WORK TO COMPLETE:
Return a copy of every line in the data below that contains "back".

[Data records for software interfaces]
____

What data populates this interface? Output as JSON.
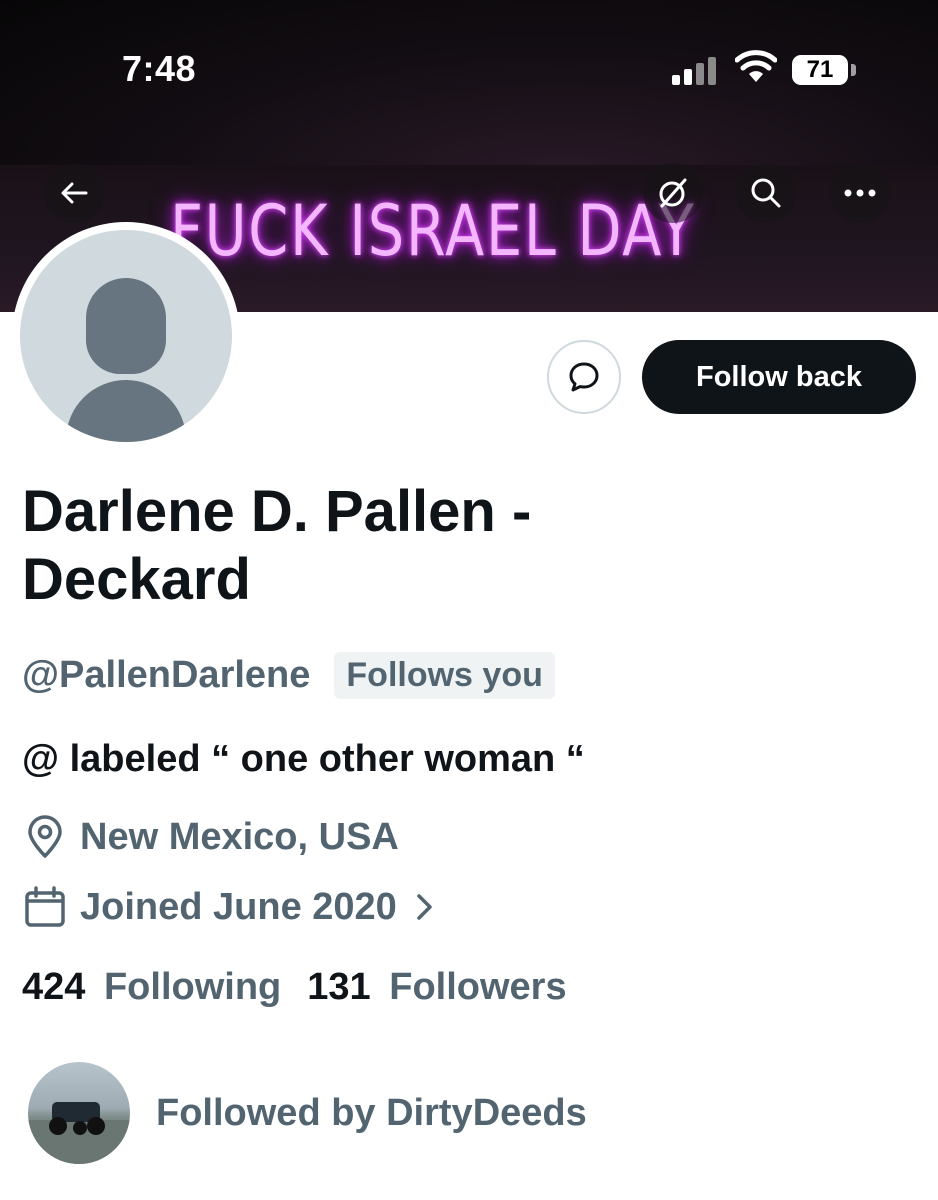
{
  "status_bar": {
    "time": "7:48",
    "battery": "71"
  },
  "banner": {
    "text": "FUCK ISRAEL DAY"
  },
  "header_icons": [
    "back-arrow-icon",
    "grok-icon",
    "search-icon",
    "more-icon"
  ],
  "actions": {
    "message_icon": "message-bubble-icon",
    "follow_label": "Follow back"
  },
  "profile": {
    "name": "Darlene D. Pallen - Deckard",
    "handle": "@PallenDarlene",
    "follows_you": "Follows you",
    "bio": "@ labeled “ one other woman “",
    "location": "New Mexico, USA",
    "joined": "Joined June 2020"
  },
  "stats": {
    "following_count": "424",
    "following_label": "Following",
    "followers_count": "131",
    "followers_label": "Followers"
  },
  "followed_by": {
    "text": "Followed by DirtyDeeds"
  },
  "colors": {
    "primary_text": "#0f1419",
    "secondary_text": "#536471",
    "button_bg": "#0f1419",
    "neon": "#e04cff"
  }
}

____

EXERCISE RESPONSE:
    "back-arrow-icon",
    "follow_label": "Follow back"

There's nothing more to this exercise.